(Beginning of EXERCISE DATA)

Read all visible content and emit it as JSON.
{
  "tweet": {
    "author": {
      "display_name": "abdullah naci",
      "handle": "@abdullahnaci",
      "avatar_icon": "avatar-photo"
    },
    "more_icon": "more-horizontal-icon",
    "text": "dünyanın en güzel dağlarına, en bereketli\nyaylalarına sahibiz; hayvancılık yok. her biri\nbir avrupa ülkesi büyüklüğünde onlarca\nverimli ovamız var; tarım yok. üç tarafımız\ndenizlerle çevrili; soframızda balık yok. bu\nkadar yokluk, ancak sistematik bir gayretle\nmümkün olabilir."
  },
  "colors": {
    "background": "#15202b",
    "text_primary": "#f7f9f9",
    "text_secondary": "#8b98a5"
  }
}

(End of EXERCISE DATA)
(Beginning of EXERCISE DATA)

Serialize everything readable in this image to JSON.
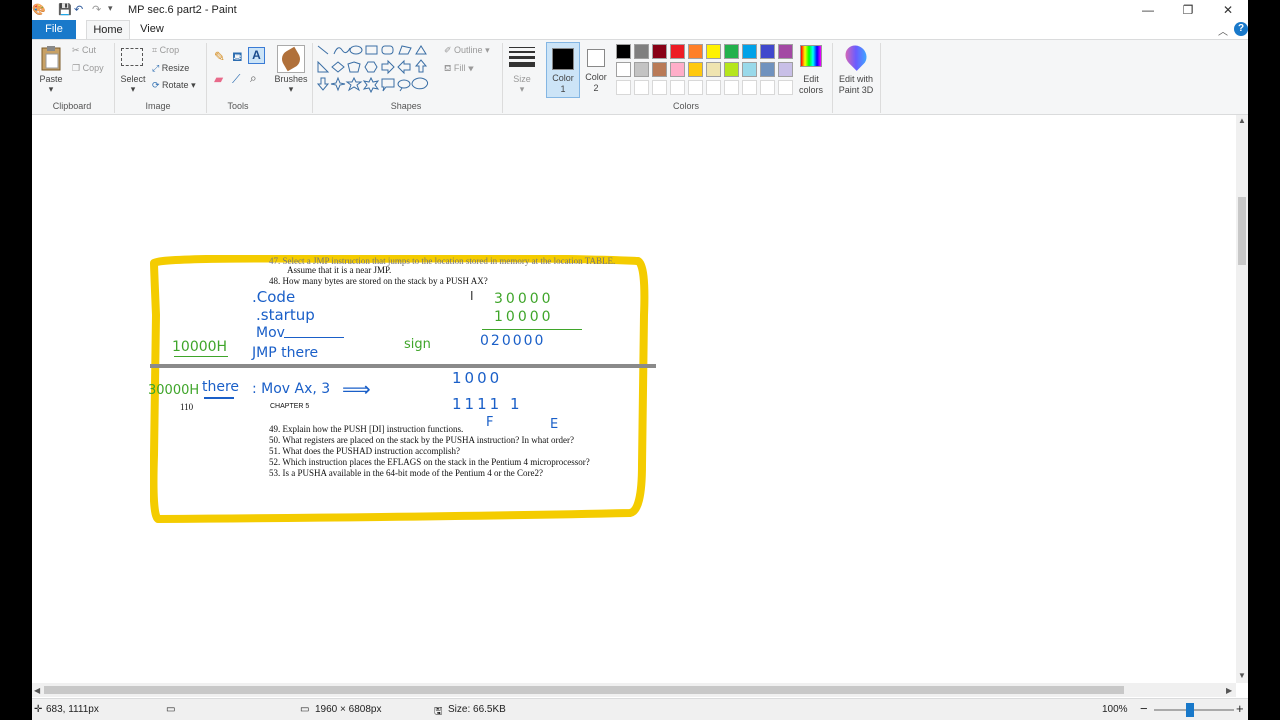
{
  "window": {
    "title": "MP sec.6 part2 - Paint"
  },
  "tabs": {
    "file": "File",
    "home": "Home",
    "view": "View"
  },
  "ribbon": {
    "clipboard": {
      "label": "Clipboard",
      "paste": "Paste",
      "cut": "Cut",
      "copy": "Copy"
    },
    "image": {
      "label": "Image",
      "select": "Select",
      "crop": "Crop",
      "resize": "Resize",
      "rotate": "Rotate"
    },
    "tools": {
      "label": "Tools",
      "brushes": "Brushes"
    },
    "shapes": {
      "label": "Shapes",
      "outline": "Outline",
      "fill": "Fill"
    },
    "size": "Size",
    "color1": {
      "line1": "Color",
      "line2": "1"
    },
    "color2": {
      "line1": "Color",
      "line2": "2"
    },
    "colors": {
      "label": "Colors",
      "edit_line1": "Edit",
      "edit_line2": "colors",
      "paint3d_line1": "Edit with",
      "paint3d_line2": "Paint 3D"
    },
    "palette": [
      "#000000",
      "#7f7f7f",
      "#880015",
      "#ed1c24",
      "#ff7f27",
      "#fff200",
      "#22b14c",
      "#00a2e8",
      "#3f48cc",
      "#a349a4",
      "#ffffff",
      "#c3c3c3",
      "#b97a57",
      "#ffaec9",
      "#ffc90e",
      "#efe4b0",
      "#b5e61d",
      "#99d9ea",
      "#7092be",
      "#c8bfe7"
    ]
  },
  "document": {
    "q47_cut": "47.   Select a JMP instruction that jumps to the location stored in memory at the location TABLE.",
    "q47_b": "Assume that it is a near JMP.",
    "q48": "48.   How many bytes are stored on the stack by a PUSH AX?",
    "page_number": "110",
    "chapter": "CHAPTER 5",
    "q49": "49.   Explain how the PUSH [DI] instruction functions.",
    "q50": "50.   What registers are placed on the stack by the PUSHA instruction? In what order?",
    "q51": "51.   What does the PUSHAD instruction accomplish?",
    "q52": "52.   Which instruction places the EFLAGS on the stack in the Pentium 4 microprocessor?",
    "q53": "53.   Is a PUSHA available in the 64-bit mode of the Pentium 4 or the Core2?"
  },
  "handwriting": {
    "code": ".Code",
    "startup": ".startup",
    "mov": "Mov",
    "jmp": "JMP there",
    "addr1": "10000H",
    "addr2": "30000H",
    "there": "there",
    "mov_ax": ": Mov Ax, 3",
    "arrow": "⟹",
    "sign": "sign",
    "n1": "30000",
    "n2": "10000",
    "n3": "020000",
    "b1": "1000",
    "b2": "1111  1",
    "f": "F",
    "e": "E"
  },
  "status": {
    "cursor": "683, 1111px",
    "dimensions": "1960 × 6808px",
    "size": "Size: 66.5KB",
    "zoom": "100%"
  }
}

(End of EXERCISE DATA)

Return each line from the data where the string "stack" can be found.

ANSWER FOR THE TASK -
    "q48": "48.   How many bytes are stored on the stack by a PUSH AX?",
    "q50": "50.   What registers are placed on the stack by the PUSHA instruction? In what order?",
    "q52": "52.   Which instruction places the EFLAGS on the stack in the Pentium 4 microprocessor?",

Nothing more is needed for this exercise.